[EXERCISE DETAILS] With the entries below as the source, tally the lines that contain the string "battery" and give the number only.

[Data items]
:::::

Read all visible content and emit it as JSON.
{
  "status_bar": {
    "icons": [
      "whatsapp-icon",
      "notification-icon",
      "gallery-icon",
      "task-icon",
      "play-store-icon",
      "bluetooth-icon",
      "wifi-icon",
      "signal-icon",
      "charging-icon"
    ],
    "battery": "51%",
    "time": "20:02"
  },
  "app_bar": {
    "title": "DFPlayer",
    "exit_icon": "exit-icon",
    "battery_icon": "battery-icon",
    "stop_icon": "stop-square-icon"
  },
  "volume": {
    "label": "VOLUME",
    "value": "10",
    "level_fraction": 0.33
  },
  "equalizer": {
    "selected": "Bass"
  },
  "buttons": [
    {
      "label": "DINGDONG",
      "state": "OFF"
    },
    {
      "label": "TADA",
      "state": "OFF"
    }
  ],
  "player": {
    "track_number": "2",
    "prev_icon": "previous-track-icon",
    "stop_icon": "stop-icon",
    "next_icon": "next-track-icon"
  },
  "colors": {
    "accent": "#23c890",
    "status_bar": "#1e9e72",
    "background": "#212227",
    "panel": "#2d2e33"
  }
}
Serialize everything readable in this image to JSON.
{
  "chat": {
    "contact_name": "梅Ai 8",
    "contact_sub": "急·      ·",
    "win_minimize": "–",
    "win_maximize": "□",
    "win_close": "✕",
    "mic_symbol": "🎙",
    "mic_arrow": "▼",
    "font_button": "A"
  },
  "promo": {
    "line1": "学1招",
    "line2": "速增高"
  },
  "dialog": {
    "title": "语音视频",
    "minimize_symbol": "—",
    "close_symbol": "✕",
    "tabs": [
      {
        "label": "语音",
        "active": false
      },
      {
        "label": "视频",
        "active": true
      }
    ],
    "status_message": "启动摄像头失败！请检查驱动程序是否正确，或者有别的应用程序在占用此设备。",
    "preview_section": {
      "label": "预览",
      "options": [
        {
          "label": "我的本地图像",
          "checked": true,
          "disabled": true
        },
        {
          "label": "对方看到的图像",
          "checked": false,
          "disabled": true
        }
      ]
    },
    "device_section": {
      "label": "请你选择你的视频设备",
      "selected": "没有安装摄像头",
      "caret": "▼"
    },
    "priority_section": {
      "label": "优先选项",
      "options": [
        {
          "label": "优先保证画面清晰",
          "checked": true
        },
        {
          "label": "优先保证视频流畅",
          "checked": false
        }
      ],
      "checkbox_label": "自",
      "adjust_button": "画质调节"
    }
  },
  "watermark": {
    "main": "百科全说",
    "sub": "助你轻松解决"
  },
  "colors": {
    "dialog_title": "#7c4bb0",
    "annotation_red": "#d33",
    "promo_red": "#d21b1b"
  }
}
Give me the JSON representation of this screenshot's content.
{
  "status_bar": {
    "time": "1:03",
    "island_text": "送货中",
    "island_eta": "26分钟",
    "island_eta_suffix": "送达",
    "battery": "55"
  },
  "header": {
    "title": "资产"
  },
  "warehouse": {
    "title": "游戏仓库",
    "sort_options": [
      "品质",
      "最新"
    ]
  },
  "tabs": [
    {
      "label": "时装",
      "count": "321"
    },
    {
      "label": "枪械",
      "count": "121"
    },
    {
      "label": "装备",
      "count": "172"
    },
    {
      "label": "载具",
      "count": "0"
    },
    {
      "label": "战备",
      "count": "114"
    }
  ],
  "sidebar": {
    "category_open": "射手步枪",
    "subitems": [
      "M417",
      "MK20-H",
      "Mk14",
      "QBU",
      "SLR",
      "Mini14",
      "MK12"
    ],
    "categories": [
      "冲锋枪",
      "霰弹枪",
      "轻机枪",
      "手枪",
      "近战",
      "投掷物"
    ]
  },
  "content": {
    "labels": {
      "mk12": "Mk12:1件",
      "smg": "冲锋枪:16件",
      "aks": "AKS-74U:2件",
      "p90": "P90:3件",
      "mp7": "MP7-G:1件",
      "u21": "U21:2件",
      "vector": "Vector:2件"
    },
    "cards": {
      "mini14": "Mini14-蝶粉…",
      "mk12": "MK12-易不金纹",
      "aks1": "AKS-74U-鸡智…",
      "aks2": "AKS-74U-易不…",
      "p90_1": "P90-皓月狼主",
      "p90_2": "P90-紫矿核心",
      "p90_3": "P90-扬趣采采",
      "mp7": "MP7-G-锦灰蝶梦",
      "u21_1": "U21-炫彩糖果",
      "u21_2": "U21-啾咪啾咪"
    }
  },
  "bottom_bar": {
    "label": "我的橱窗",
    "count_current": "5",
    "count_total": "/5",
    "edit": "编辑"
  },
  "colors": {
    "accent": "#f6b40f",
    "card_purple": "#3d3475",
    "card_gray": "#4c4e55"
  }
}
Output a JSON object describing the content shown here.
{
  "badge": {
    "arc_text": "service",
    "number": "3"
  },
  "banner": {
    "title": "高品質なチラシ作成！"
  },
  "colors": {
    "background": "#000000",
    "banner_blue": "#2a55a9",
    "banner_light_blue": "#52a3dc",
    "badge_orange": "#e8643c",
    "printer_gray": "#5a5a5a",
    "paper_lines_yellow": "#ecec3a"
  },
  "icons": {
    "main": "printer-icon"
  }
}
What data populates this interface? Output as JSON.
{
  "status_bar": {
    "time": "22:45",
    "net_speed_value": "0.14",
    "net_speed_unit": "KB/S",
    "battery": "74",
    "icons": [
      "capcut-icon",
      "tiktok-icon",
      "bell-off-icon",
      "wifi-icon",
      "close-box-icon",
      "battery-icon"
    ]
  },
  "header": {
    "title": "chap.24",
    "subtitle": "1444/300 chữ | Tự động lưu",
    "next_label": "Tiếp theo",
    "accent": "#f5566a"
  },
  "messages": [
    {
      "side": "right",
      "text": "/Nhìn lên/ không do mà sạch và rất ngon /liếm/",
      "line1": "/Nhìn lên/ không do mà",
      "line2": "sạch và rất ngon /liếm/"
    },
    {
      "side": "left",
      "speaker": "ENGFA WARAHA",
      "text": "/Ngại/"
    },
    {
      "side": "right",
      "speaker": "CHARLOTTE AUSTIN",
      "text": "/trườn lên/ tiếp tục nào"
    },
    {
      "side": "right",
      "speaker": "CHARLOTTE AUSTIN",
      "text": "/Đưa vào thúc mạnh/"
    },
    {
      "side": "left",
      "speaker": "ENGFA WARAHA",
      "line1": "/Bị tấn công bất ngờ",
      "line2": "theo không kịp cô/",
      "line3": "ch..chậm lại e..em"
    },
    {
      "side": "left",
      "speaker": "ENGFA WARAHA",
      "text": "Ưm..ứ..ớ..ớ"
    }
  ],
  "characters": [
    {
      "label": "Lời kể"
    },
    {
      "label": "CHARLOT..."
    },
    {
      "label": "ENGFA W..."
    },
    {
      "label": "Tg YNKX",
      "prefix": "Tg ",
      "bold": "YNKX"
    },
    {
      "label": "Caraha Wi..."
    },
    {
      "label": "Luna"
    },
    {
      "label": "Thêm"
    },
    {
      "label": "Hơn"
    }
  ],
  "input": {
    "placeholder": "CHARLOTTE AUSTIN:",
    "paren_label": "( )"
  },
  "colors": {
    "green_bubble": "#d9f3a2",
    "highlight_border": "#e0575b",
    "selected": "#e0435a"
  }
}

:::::

[EXERCISE RESPONSE] 5